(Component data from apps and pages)
------------------------------
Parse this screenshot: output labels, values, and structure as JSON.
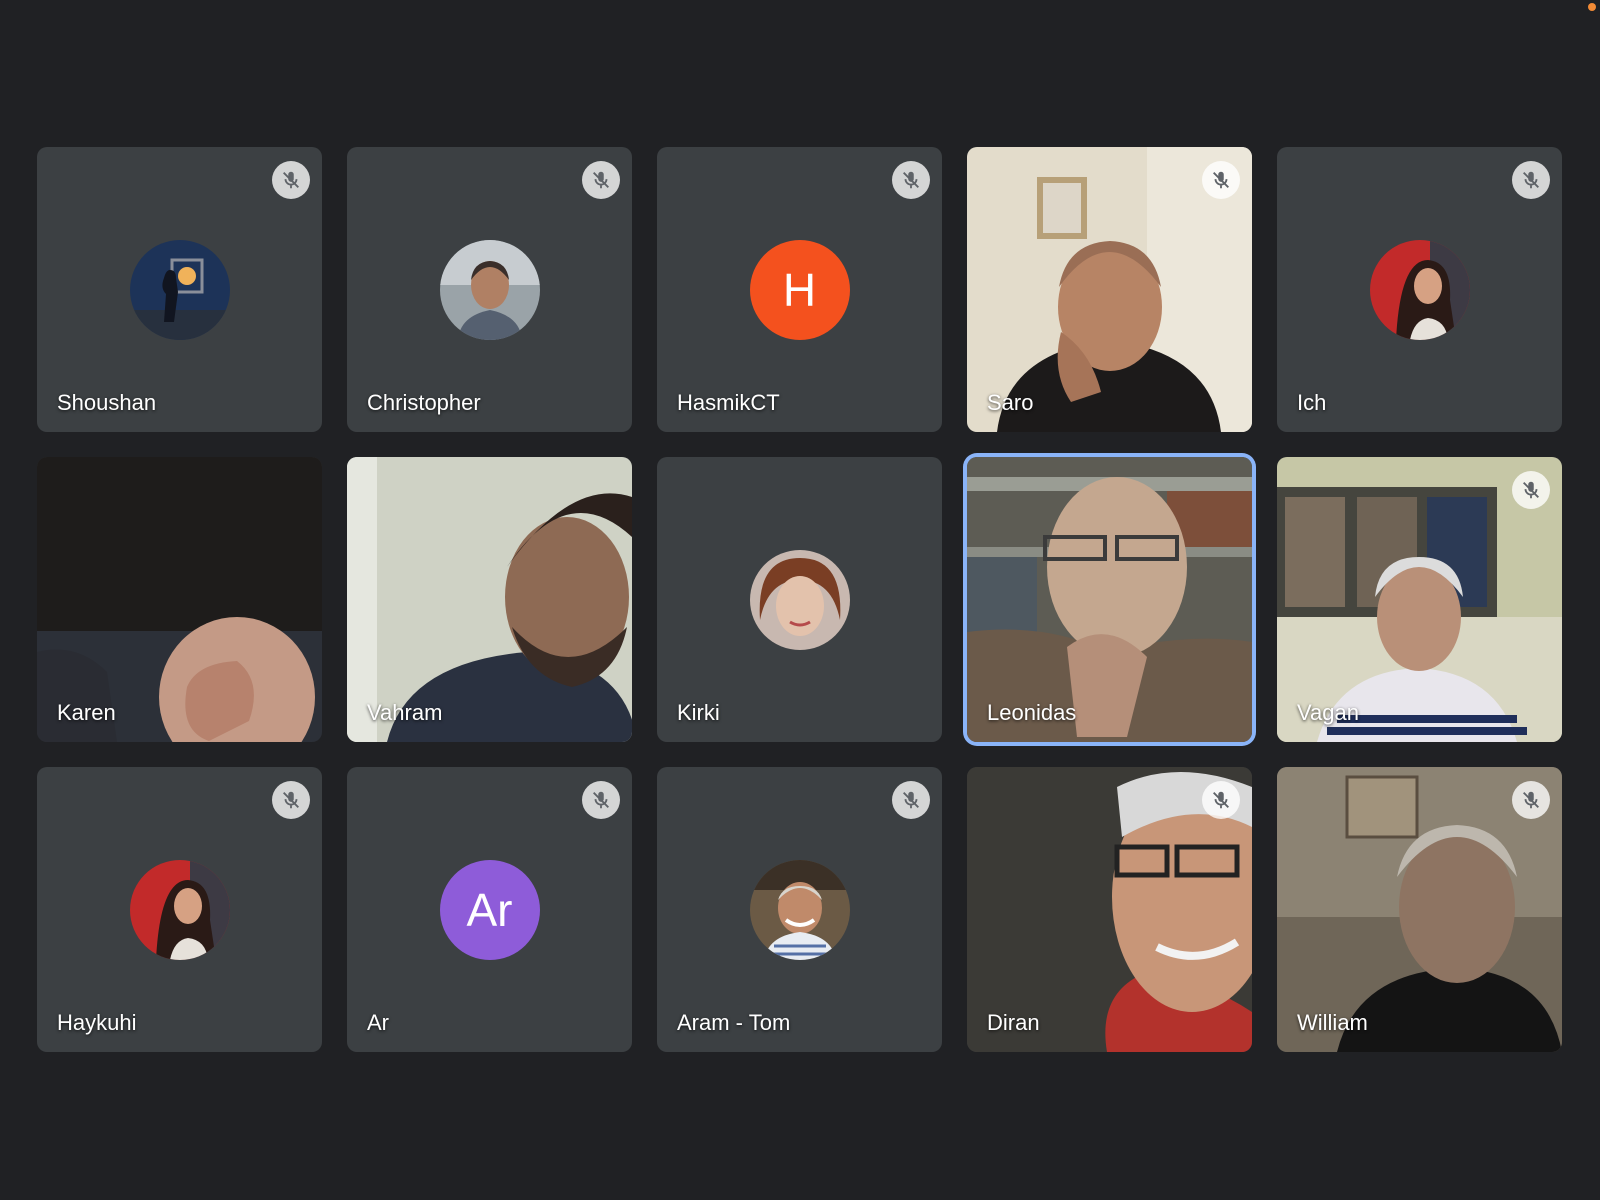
{
  "window": {
    "recording_indicator_color": "#f28b36"
  },
  "tile_background": "#3c4043",
  "active_highlight_color": "#8ab4f8",
  "participants": [
    {
      "name": "Shoushan",
      "muted": true,
      "display": "photo-avatar",
      "icon": "avatar-photo"
    },
    {
      "name": "Christopher",
      "muted": true,
      "display": "photo-avatar",
      "icon": "avatar-photo"
    },
    {
      "name": "HasmikCT",
      "muted": true,
      "display": "initial-avatar",
      "initial": "H",
      "avatar_color": "#f4511e"
    },
    {
      "name": "Saro",
      "muted": true,
      "display": "video"
    },
    {
      "name": "Ich",
      "muted": true,
      "display": "photo-avatar",
      "icon": "avatar-photo"
    },
    {
      "name": "Karen",
      "muted": false,
      "display": "video"
    },
    {
      "name": "Vahram",
      "muted": false,
      "display": "video"
    },
    {
      "name": "Kirki",
      "muted": false,
      "display": "photo-avatar",
      "icon": "avatar-photo"
    },
    {
      "name": "Leonidas",
      "muted": false,
      "display": "video",
      "active_speaker": true
    },
    {
      "name": "Vagan",
      "muted": true,
      "display": "video"
    },
    {
      "name": "Haykuhi",
      "muted": true,
      "display": "photo-avatar",
      "icon": "avatar-photo"
    },
    {
      "name": "Ar",
      "muted": true,
      "display": "initial-avatar",
      "initial": "Ar",
      "avatar_color": "#8e5cd9"
    },
    {
      "name": "Aram - Tom",
      "muted": true,
      "display": "photo-avatar",
      "icon": "avatar-photo"
    },
    {
      "name": "Diran",
      "muted": true,
      "display": "video"
    },
    {
      "name": "William",
      "muted": true,
      "display": "video"
    }
  ]
}
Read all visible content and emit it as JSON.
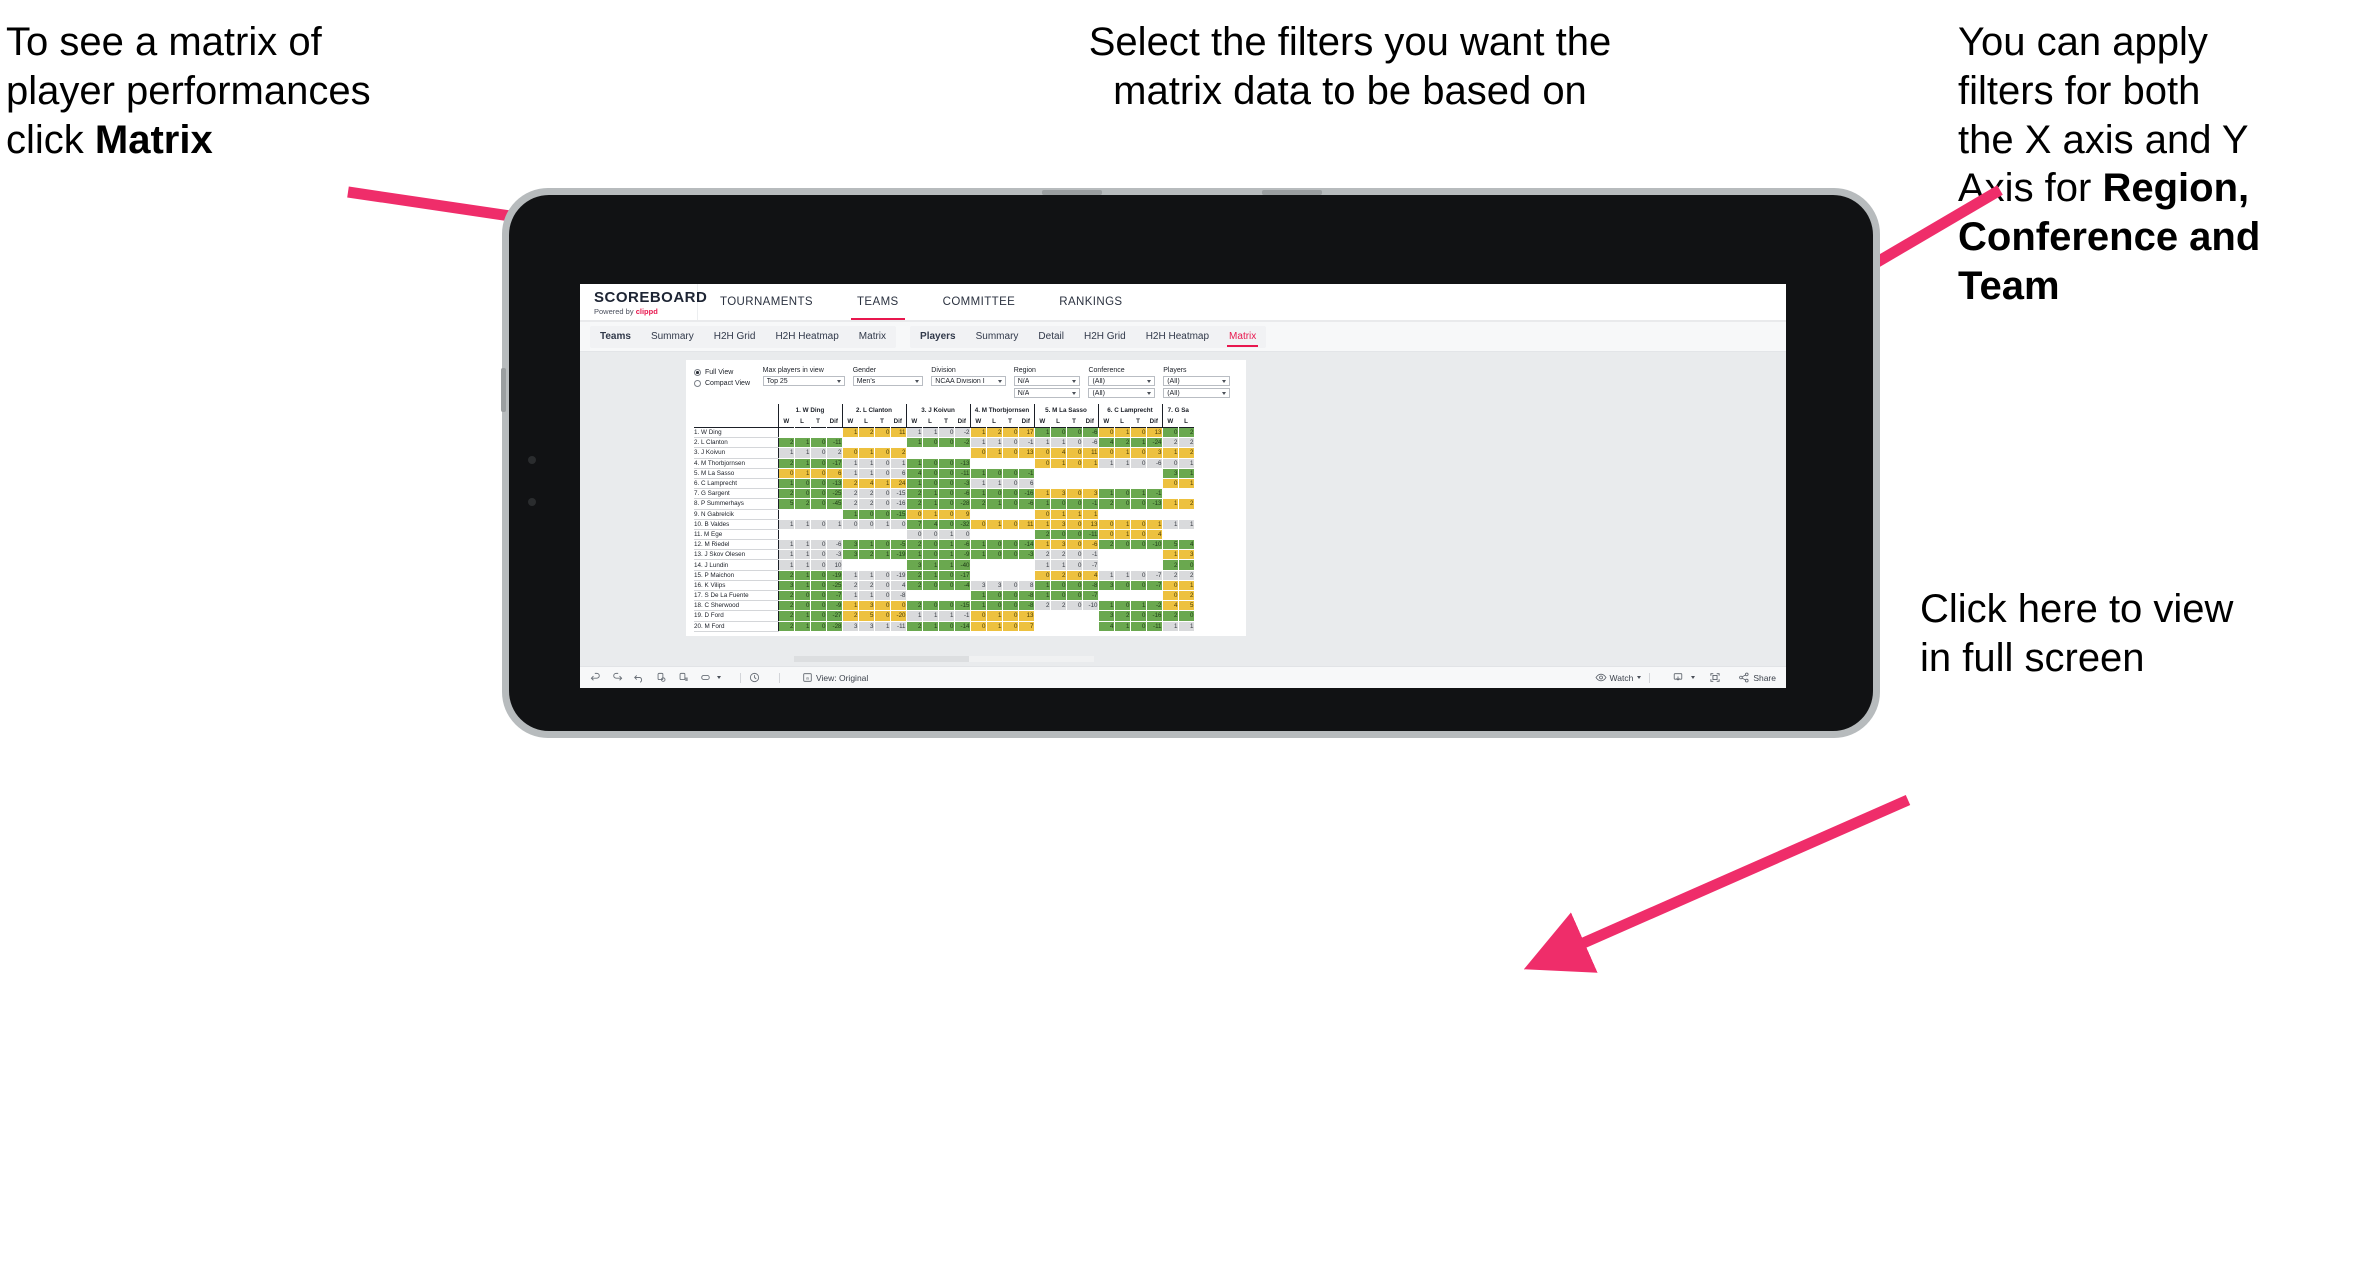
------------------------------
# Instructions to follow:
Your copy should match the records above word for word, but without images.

# Reply to the exercise:
Parse this screenshot: output labels, values, and structure as JSON.
{
  "window": {
    "recording_indicator_color": "#f28b36"
  },
  "tile_background": "#3c4043",
  "active_highlight_color": "#8ab4f8",
  "participants": [
    {
      "name": "Shoushan",
      "muted": true,
      "display": "photo-avatar",
      "icon": "avatar-photo"
    },
    {
      "name": "Christopher",
      "muted": true,
      "display": "photo-avatar",
      "icon": "avatar-photo"
    },
    {
      "name": "HasmikCT",
      "muted": true,
      "display": "initial-avatar",
      "initial": "H",
      "avatar_color": "#f4511e"
    },
    {
      "name": "Saro",
      "muted": true,
      "display": "video"
    },
    {
      "name": "Ich",
      "muted": true,
      "display": "photo-avatar",
      "icon": "avatar-photo"
    },
    {
      "name": "Karen",
      "muted": false,
      "display": "video"
    },
    {
      "name": "Vahram",
      "muted": false,
      "display": "video"
    },
    {
      "name": "Kirki",
      "muted": false,
      "display": "photo-avatar",
      "icon": "avatar-photo"
    },
    {
      "name": "Leonidas",
      "muted": false,
      "display": "video",
      "active_speaker": true
    },
    {
      "name": "Vagan",
      "muted": true,
      "display": "video"
    },
    {
      "name": "Haykuhi",
      "muted": true,
      "display": "photo-avatar",
      "icon": "avatar-photo"
    },
    {
      "name": "Ar",
      "muted": true,
      "display": "initial-avatar",
      "initial": "Ar",
      "avatar_color": "#8e5cd9"
    },
    {
      "name": "Aram - Tom",
      "muted": true,
      "display": "photo-avatar",
      "icon": "avatar-photo"
    },
    {
      "name": "Diran",
      "muted": true,
      "display": "video"
    },
    {
      "name": "William",
      "muted": true,
      "display": "video"
    }
  ]
}
Read all visible content and emit it as JSON.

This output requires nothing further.